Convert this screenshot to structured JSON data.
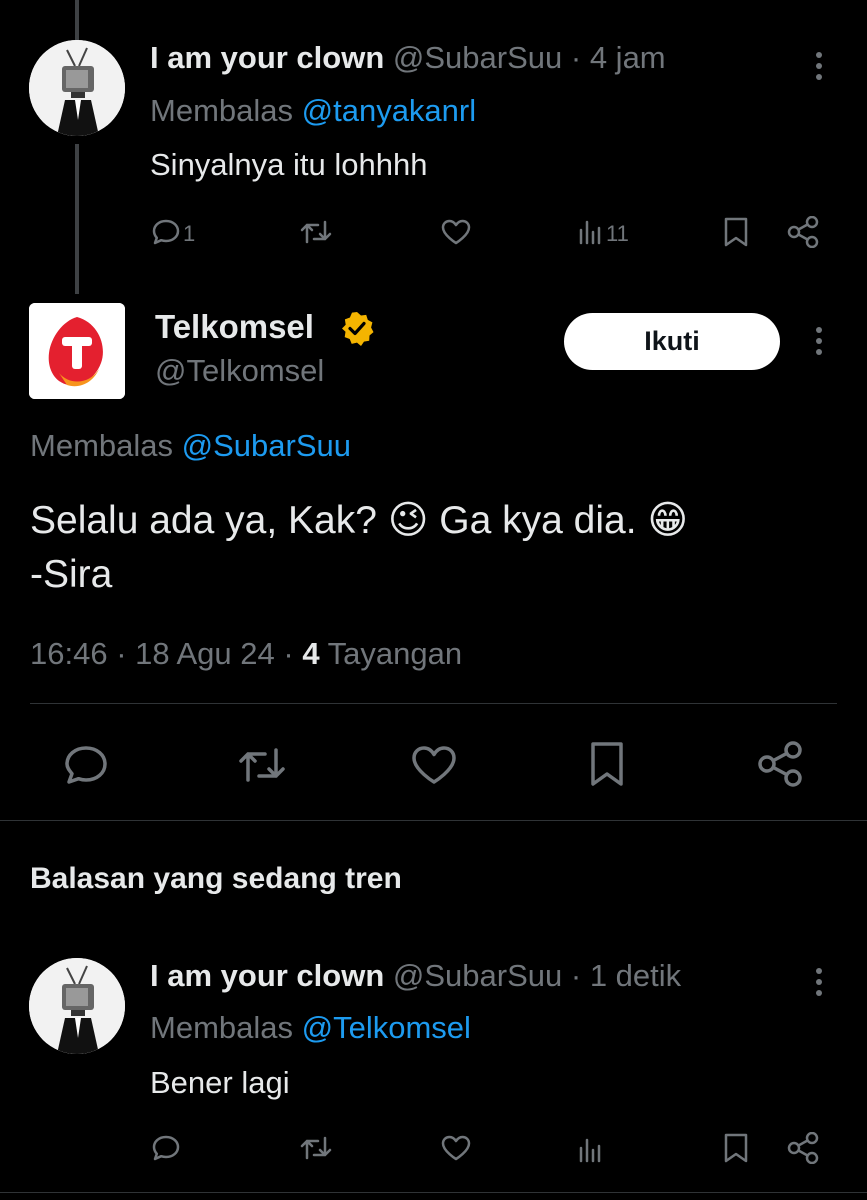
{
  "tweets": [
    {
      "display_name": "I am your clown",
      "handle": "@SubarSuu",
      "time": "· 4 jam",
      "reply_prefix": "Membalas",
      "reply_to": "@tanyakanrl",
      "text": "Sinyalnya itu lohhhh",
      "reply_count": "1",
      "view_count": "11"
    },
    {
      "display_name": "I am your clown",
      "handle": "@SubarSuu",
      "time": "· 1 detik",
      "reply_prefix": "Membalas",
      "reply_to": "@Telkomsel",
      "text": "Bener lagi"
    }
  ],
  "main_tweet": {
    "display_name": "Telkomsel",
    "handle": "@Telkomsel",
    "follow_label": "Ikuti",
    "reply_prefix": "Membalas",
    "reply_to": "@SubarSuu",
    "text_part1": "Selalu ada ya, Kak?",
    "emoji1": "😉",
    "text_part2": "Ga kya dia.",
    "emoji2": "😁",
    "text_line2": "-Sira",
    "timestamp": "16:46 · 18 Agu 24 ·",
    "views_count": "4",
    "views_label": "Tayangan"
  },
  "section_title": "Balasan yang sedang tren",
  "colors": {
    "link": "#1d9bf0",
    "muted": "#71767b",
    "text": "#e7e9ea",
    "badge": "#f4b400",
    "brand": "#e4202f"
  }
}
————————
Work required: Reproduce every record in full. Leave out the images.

Result below:
Convert this screenshot to structured JSON data.
{
  "tweets": [
    {
      "display_name": "I am your clown",
      "handle": "@SubarSuu",
      "time": "· 4 jam",
      "reply_prefix": "Membalas",
      "reply_to": "@tanyakanrl",
      "text": "Sinyalnya itu lohhhh",
      "reply_count": "1",
      "view_count": "11"
    },
    {
      "display_name": "I am your clown",
      "handle": "@SubarSuu",
      "time": "· 1 detik",
      "reply_prefix": "Membalas",
      "reply_to": "@Telkomsel",
      "text": "Bener lagi"
    }
  ],
  "main_tweet": {
    "display_name": "Telkomsel",
    "handle": "@Telkomsel",
    "follow_label": "Ikuti",
    "reply_prefix": "Membalas",
    "reply_to": "@SubarSuu",
    "text_part1": "Selalu ada ya, Kak?",
    "emoji1": "😉",
    "text_part2": "Ga kya dia.",
    "emoji2": "😁",
    "text_line2": "-Sira",
    "timestamp": "16:46 · 18 Agu 24 ·",
    "views_count": "4",
    "views_label": "Tayangan"
  },
  "section_title": "Balasan yang sedang tren",
  "colors": {
    "link": "#1d9bf0",
    "muted": "#71767b",
    "text": "#e7e9ea",
    "badge": "#f4b400",
    "brand": "#e4202f"
  }
}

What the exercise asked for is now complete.